Small Moods by Shane Kowalski
Runestone, volume 9
by Shane Kowalski
Runestone, volume 9
Review by Austin Malberg
With stories appearing in at least nineteen journals, Shane Kowalski brings them together to create Small Moods, a collection of 95 flash fictions. Often it seems writers are debating over the issue of whether writing should be plot-centered or character-centered. Small moods feels like it fits right smack in the middle of that argument with each flash piece focused more on encapsulating a, shocker, small mood.
With a good majority of the 95 flash fictions taking up less than a page, sometimes even being only one paragraph, don’t let Kowalski fool you. Small Moods invites you to meet dancing hands, lovers, cheerleaders, a guest with a missing foot, “a starved elephant being whipped by a blind clown with scoliosis,” and the list continues. For a book that’s barely bigger than my hand, only 151 pages, and has “small” literally in the title, it fights to be anything but.

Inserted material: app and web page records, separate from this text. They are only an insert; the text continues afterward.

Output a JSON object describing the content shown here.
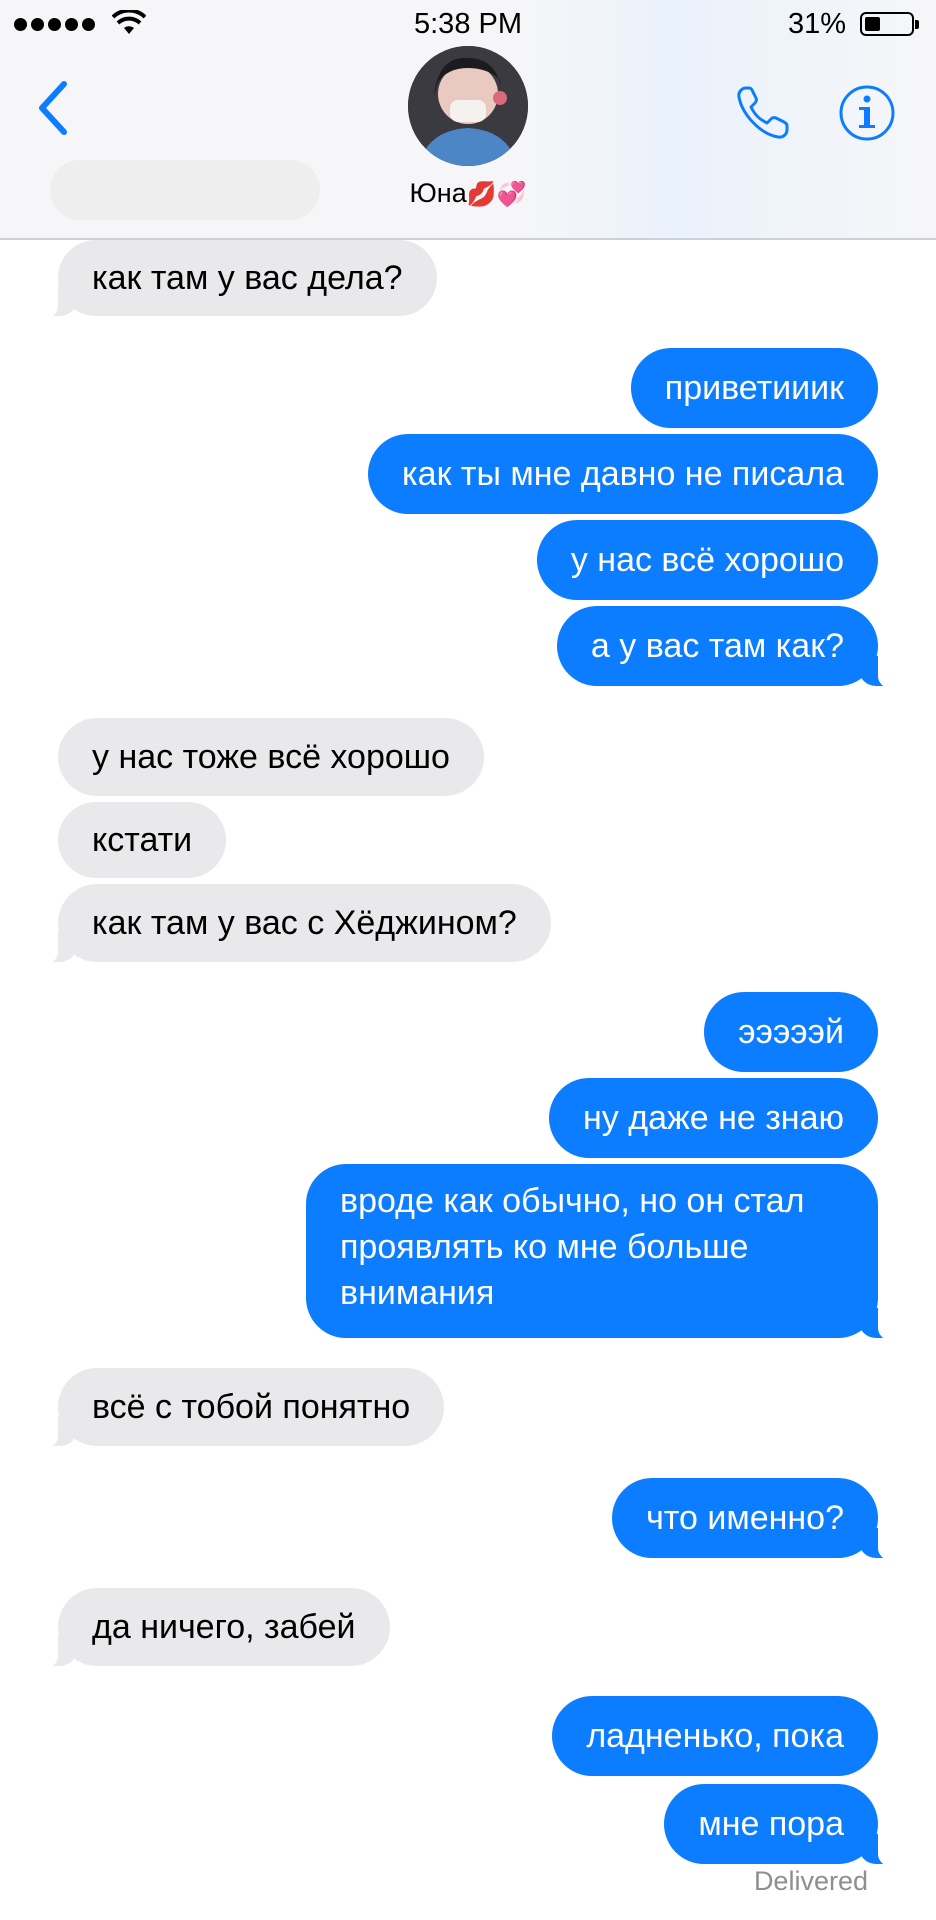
{
  "status_bar": {
    "time": "5:38 PM",
    "battery": "31%"
  },
  "header": {
    "contact_name": "Юна",
    "contact_emoji": "💋💞",
    "back_icon": "chevron-left-icon",
    "call_icon": "phone-icon",
    "info_icon": "info-icon",
    "accent_color": "#0b7dfe"
  },
  "messages": [
    {
      "from": "them",
      "text": "как там у вас дела?"
    },
    {
      "from": "me",
      "text": "приветииик"
    },
    {
      "from": "me",
      "text": "как ты мне давно не писала"
    },
    {
      "from": "me",
      "text": "у нас всё хорошо"
    },
    {
      "from": "me",
      "text": "а у вас там как?"
    },
    {
      "from": "them",
      "text": "у нас тоже всё хорошо"
    },
    {
      "from": "them",
      "text": "кстати"
    },
    {
      "from": "them",
      "text": "как там у вас с Хёджином?"
    },
    {
      "from": "me",
      "text": "эээээй"
    },
    {
      "from": "me",
      "text": "ну даже не знаю"
    },
    {
      "from": "me",
      "text": "вроде как обычно, но он стал проявлять ко мне больше внимания"
    },
    {
      "from": "them",
      "text": "всё с тобой понятно"
    },
    {
      "from": "me",
      "text": "что именно?"
    },
    {
      "from": "them",
      "text": "да ничего, забей"
    },
    {
      "from": "me",
      "text": "ладненько, пока"
    },
    {
      "from": "me",
      "text": "мне пора"
    }
  ],
  "delivered_label": "Delivered",
  "colors": {
    "incoming_bubble": "#e9e9eb",
    "outgoing_bubble": "#0b7dfe"
  }
}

The genre flash fiction is celebrated for its ability to convey deep truths and universal human emotions in just a few short paragraphs. The stories demand the reader to pay close attention to the limited words on the page, for each one holds significance. When done well, flash fiction can resonate with readers from all walks of life. Small Moods exemplifies this ability astoundingly well by dropping readers into a multitude of unknown worlds and then relying on the reader to make the jump between gaps. To inhabit the mood in those spaces left by Kowalski.

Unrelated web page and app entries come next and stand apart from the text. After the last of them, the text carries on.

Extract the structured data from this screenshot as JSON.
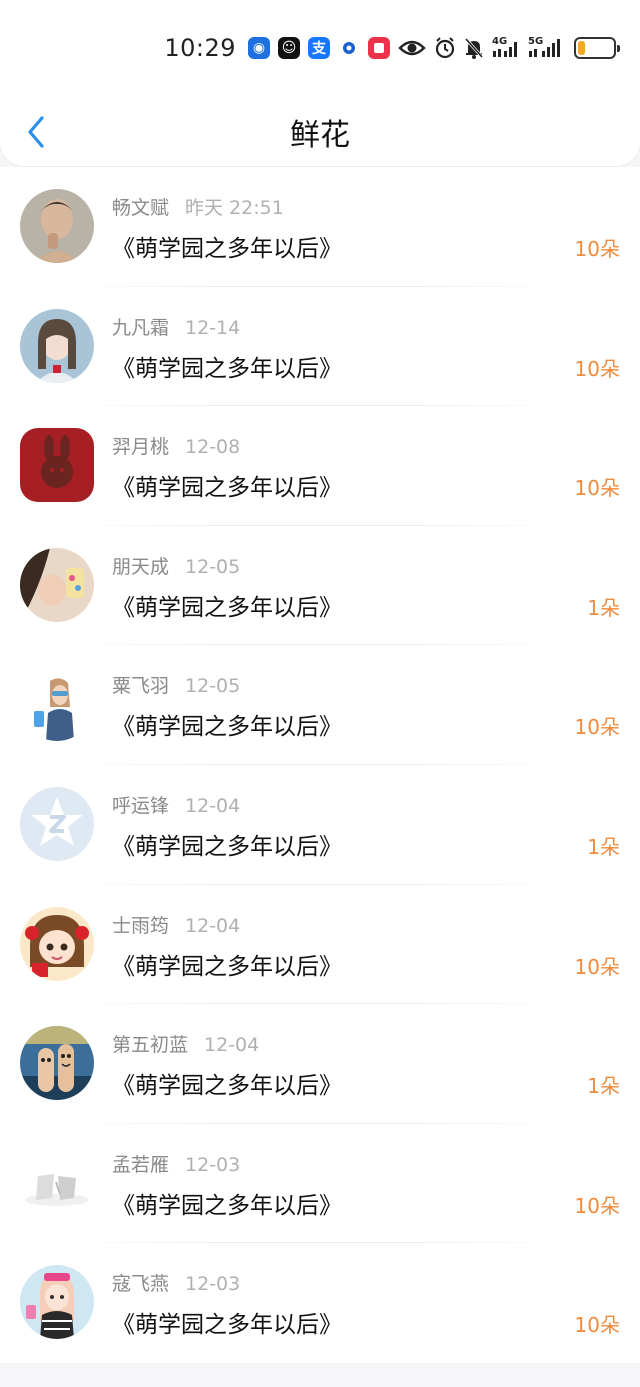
{
  "status_bar": {
    "time": "10:29",
    "net_4g": "4G",
    "net_5g": "5G",
    "battery_level": 0.22
  },
  "header": {
    "title": "鲜花"
  },
  "records": [
    {
      "name": "畅文赋",
      "date": "昨天 22:51",
      "book": "《萌学园之多年以后》",
      "count": "10朵"
    },
    {
      "name": "九凡霜",
      "date": "12-14",
      "book": "《萌学园之多年以后》",
      "count": "10朵"
    },
    {
      "name": "羿月桃",
      "date": "12-08",
      "book": "《萌学园之多年以后》",
      "count": "10朵"
    },
    {
      "name": "朋天成",
      "date": "12-05",
      "book": "《萌学园之多年以后》",
      "count": "1朵"
    },
    {
      "name": "粟飞羽",
      "date": "12-05",
      "book": "《萌学园之多年以后》",
      "count": "10朵"
    },
    {
      "name": "呼运锋",
      "date": "12-04",
      "book": "《萌学园之多年以后》",
      "count": "1朵"
    },
    {
      "name": "士雨筠",
      "date": "12-04",
      "book": "《萌学园之多年以后》",
      "count": "10朵"
    },
    {
      "name": "第五初蓝",
      "date": "12-04",
      "book": "《萌学园之多年以后》",
      "count": "1朵"
    },
    {
      "name": "孟若雁",
      "date": "12-03",
      "book": "《萌学园之多年以后》",
      "count": "10朵"
    },
    {
      "name": "寇飞燕",
      "date": "12-03",
      "book": "《萌学园之多年以后》",
      "count": "10朵"
    }
  ],
  "colors": {
    "accent_blue": "#2b8ff0",
    "count_orange": "#f08a3c",
    "name_gray": "#8a8a8a",
    "date_gray": "#b0b0b0"
  }
}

While each story is astonishingly different, they are all unquestionably Kowalski’s. Each story welcomes us into a different corner of Kowalski’s ever faceted labyrinth of a mind, with doors opening into fantastical, horrific worlds we haven’t had the capacity to consider. However, they remain comprehensible in the ways they handle universal emotions.
In the story, The Screaming Speck, Kowalski starts, “A woman pulled a little man out of her vagina.” The little man looks up at her and pleads to be put back inside, but the women cannot in good conscience put him back inside her vagina because “There, in fact, was a law that recently passed that indicated men (of any size) shall not be placed in the vagina of any woman, under penalty of “extreme death.” While I have never been in the predicament of having to think about whether I could, in good conscience, put a little man back into my vagina, I do know the desire to act in good conscience. Ingeniously, Kowalski creates seemingly unimaginable worlds with unimaginable scenarios and then makes them accessible to readers by evoking an emotion that the reader can relate to, which in turn makes the unimaginable relatable.
If readers aren’t already intrigued by Kowalski’s mass of oddities presented throughout the collection, they can be sure to look forward to Kowalski’s poetic language. In the story A Mood, Kowalski writes, “Someone is always ruining my anger. Flattening it out into the dirt. In spring it pops out of the soil like fresh tenderness.” The crisp imagery allows for poignant scenes to convey the moods rooted in each piece.
If I had to pull a line from Kowalski’s Small Moods to represent my reading experience from start to finish it would be from the story The Butterfly’s Wing, The Secret Word, The Tiny Little Deranged Monkey, “I had a dream a tiny little deranged monkey on a unicycle was wheeling itself around in the middle of deserted downtown, and in the dream I looked at this tiny little deranged monkey and thought, Love…”
Austin Malberg is a current senior at Hamline University, studying creative writing and psychology. Her poems have previously been published in the Fulcrum Journal. Outside of school, she loves to read, play fetch with her cat, and mail letters to her friends and family.